In fact, if you’re new to working out and you try to workout too soon, it might sour you to the idea of working out all together because it’s going to feel much more difficult when you’re heavy than when you’re lighter. The last thing you want to do is start a workout program and hate it. Exercising should feel good, so you need to be in the right mindset when you start a new program. The following picture is a much better way to view how dieting and exercise fit together for your overall weight loss, health and body shape.

This is a much more accurate way to view what diet and both forms of exercise (cardio and resistance training) can do for weight loss, getting in shape, and improving your overall health.

The bottom Line

Exercise can be used to build and shape your muscles, and improve your overall health, but it’s not essential for weight loss. If you want to use exercise then by all means add it in (and I really encourage you to do so), but if you really don’t want to, don’t worry.

My Take on Cardio

One of the biggest misconceptions about me is that people think I hate cardio.

Now truthfully, I don’t do cardio myself, but I do think cardio can have a place in a weight loss program…. I don’t think it works nearly as well as people would like it to, especially when it comes to burning calories, but it can have a place.

My theory is that 4-6 weeks of cardio training 2-4 times per week used specifically to ramp up fat burning enzyme activity may be beneficial for some people, especially if done at the beginning of a weight loss program.

The thought is that those 4-6 weeks would cause changes that would carry through the next 6-8 weeks of dieting. So you’d do your cardio for a month or so, then drastically reduce it for the next two months.

Mind you, 4-6 weeks in a row is all I would ever recommend for weight loss, but it’s still 4-6 weeks MORE than Craig Ballantyne would EVER recommend.

Craig has basically turned his back on Cardio saying that it is responsible for:

X Fat Gain (especially around the waist)

X Premature Aging

X Sudden and Unexpected Death

Sounds Crazy, but Craig is my friend and he’s also a world-famous fitness expert who designs great workouts.
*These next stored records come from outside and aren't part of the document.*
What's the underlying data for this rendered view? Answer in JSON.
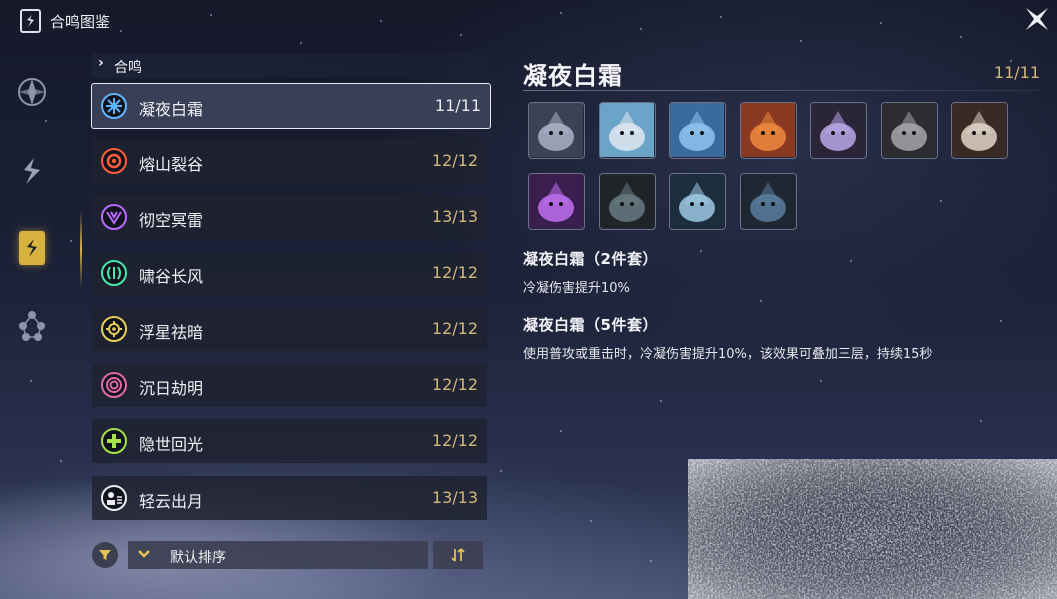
{
  "header": {
    "title": "合鸣图鉴"
  },
  "rail": {
    "items": [
      "echo-list",
      "weapon",
      "sonata-book",
      "resonance-chain"
    ]
  },
  "list": {
    "section_label": "合鸣",
    "items": [
      {
        "name": "凝夜白霜",
        "count": "11/11",
        "color": "#5fb6ff",
        "icon": "snowflake-icon"
      },
      {
        "name": "熔山裂谷",
        "count": "12/12",
        "color": "#ff5d3b",
        "icon": "flame-icon"
      },
      {
        "name": "彻空冥雷",
        "count": "13/13",
        "color": "#b86cff",
        "icon": "lightning-icon"
      },
      {
        "name": "啸谷长风",
        "count": "12/12",
        "color": "#48e6a8",
        "icon": "wind-icon"
      },
      {
        "name": "浮星祛暗",
        "count": "12/12",
        "color": "#e8cf5a",
        "icon": "star-icon"
      },
      {
        "name": "沉日劫明",
        "count": "12/12",
        "color": "#e06aa8",
        "icon": "eclipse-icon"
      },
      {
        "name": "隐世回光",
        "count": "12/12",
        "color": "#a6e24a",
        "icon": "heal-cross-icon"
      },
      {
        "name": "轻云出月",
        "count": "13/13",
        "color": "#ececf2",
        "icon": "cloud-moon-icon"
      }
    ]
  },
  "sort": {
    "label": "默认排序"
  },
  "detail": {
    "title": "凝夜白霜",
    "count": "11/11",
    "echo_icons": [
      "hooded-knight-echo",
      "pufferfish-echo",
      "ice-crystal-beast-echo",
      "orange-crystal-beast-echo",
      "dark-knight-echo",
      "white-wolf-echo",
      "antlered-beast-echo",
      "purple-sprout-echo",
      "dark-hooded-echo",
      "ice-dragon-echo",
      "blue-mech-echo"
    ],
    "set2_title": "凝夜白霜（2件套）",
    "set2_desc": "冷凝伤害提升10%",
    "set5_title": "凝夜白霜（5件套）",
    "set5_desc": "使用普攻或重击时，冷凝伤害提升10%，该效果可叠加三层，持续15秒"
  }
}
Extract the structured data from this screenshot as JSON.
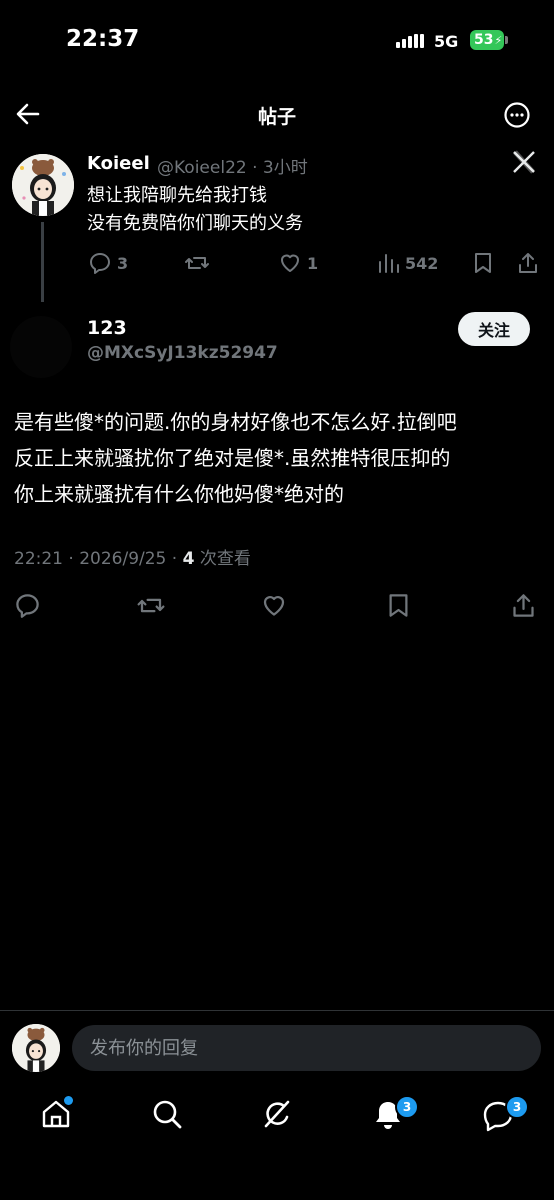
{
  "status_bar": {
    "time": "22:37",
    "network": "5G",
    "battery": "53"
  },
  "header": {
    "title": "帖子"
  },
  "parent_tweet": {
    "name": "Koieel",
    "handle_time": "@Koieel22 · 3小时",
    "lines": [
      "想让我陪聊先给我打钱",
      "没有免费陪你们聊天的义务"
    ],
    "replies": "3",
    "likes": "1",
    "views": "542"
  },
  "post": {
    "author_name": "123",
    "author_handle": "@MXcSyJ13kz52947",
    "follow_label": "关注",
    "lines": [
      "是有些傻*的问题.你的身材好像也不怎么好.拉倒吧",
      "反正上来就骚扰你了绝对是傻*.虽然推特很压抑的",
      "你上来就骚扰有什么你他妈傻*绝对的"
    ],
    "timestamp": "22:21 · 2026/9/25 · ",
    "views_count": "4",
    "views_label": " 次查看"
  },
  "reply_bar": {
    "placeholder": "发布你的回复"
  },
  "bottom_nav": {
    "notifications_badge": "3",
    "messages_badge": "3"
  },
  "colors": {
    "accent": "#1d9bf0",
    "background": "#000000",
    "muted": "#71767b"
  }
}
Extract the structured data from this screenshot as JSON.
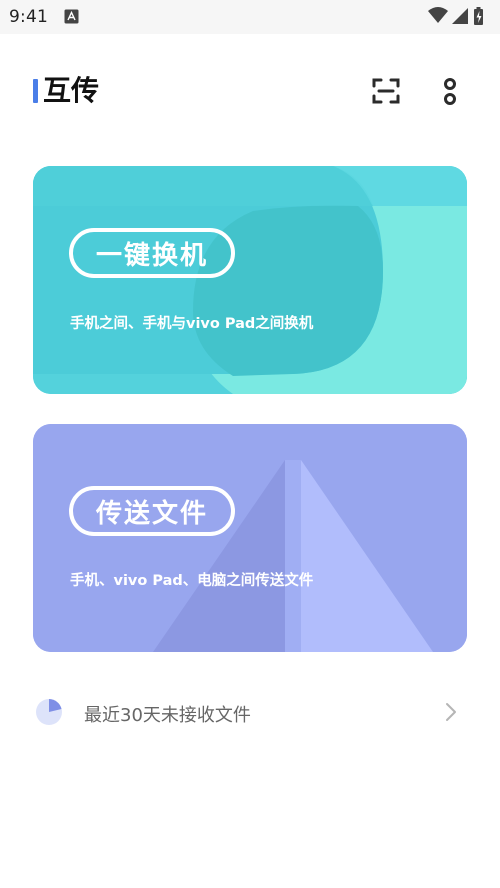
{
  "status_bar": {
    "time": "9:41"
  },
  "header": {
    "title": "互传"
  },
  "cards": [
    {
      "button_label": "一键换机",
      "description": "手机之间、手机与vivo Pad之间换机",
      "color": "#54d2dc"
    },
    {
      "button_label": "传送文件",
      "description": "手机、vivo Pad、电脑之间传送文件",
      "color": "#98a6ee"
    }
  ],
  "recent": {
    "label": "最近30天未接收文件"
  },
  "colors": {
    "accent": "#4a7ee8",
    "title": "#111111",
    "recent_text": "#666666"
  }
}
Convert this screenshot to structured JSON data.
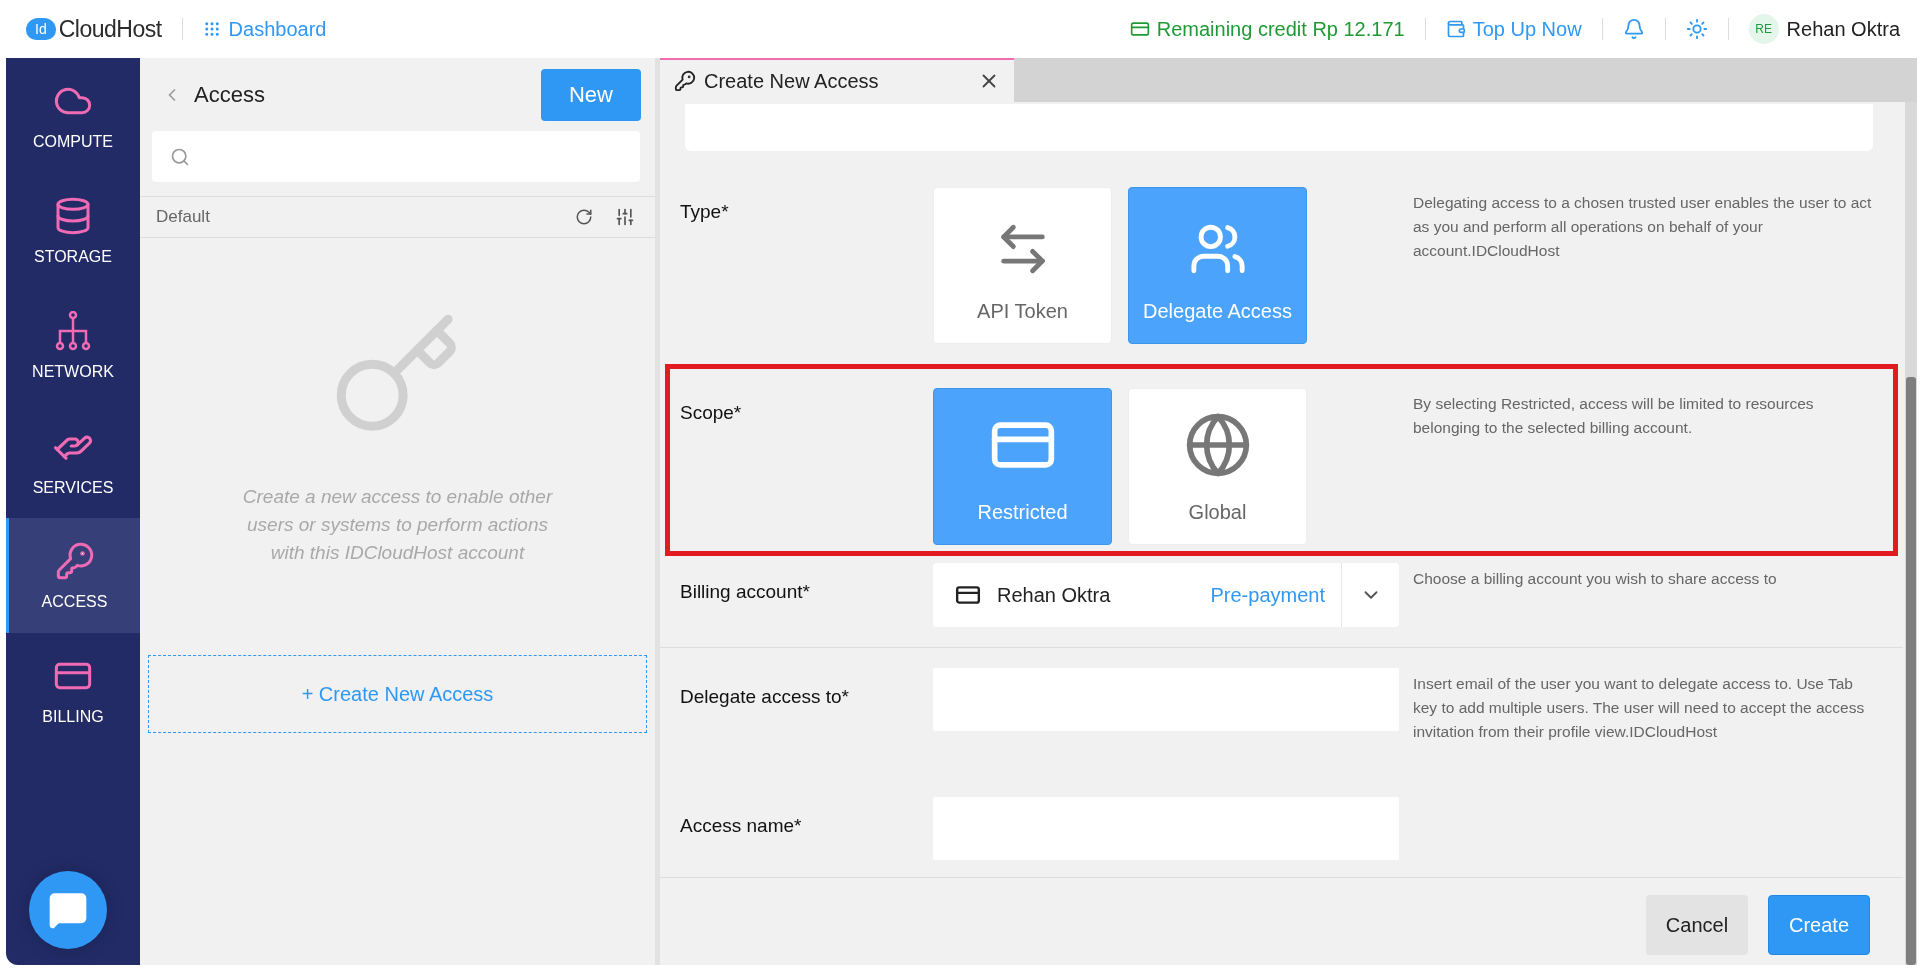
{
  "topbar": {
    "logo_badge": "Id",
    "logo_text": "CloudHost",
    "nav_link": "Dashboard",
    "credit": "Remaining credit Rp 12.171",
    "top_up": "Top Up Now",
    "user_initials": "RE",
    "user_name": "Rehan Oktra"
  },
  "sidebar": {
    "items": [
      {
        "label": "COMPUTE",
        "selected": false
      },
      {
        "label": "STORAGE",
        "selected": false
      },
      {
        "label": "NETWORK",
        "selected": false
      },
      {
        "label": "SERVICES",
        "selected": false
      },
      {
        "label": "ACCESS",
        "selected": true
      },
      {
        "label": "BILLING",
        "selected": false
      }
    ]
  },
  "access_panel": {
    "title": "Access",
    "new_button": "New",
    "group": "Default",
    "empty_text": "Create a new access to enable other users or systems to perform actions with this IDCloudHost account",
    "create_link": "+ Create New Access"
  },
  "tab": {
    "title": "Create New Access",
    "selected": true
  },
  "form": {
    "sections": [
      {
        "rows": [
          {
            "kind": "choice",
            "label": "Type*",
            "help": "Delegating access to a chosen trusted user enables the user to act as you and perform all operations on behalf of your account.IDCloudHost",
            "options": [
              {
                "label": "API Token",
                "selected": false
              },
              {
                "label": "Delegate Access",
                "selected": true
              }
            ]
          },
          {
            "kind": "choice",
            "label": "Scope*",
            "highlighted": true,
            "help": "By selecting Restricted, access will be limited to resources belonging to the selected billing account.",
            "options": [
              {
                "label": "Restricted",
                "selected": true
              },
              {
                "label": "Global",
                "selected": false
              }
            ]
          },
          {
            "kind": "select",
            "label": "Billing account*",
            "value": "Rehan Oktra",
            "tag": "Pre-payment",
            "help": "Choose a billing account you wish to share access to"
          }
        ]
      },
      {
        "rows": [
          {
            "kind": "input",
            "label": "Delegate access to*",
            "help": "Insert email of the user you want to delegate access to. Use Tab key to add multiple users. The user will need to accept the access invitation from their profile view.IDCloudHost"
          },
          {
            "kind": "input",
            "label": "Access name*"
          }
        ]
      }
    ],
    "buttons": [
      {
        "label": "Cancel",
        "kind": "secondary"
      },
      {
        "label": "Create",
        "kind": "primary"
      }
    ]
  }
}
Plus, he’s taken a hard look at the research behind these controversial claims.

What he’s saying may shock you…

Click here to learn more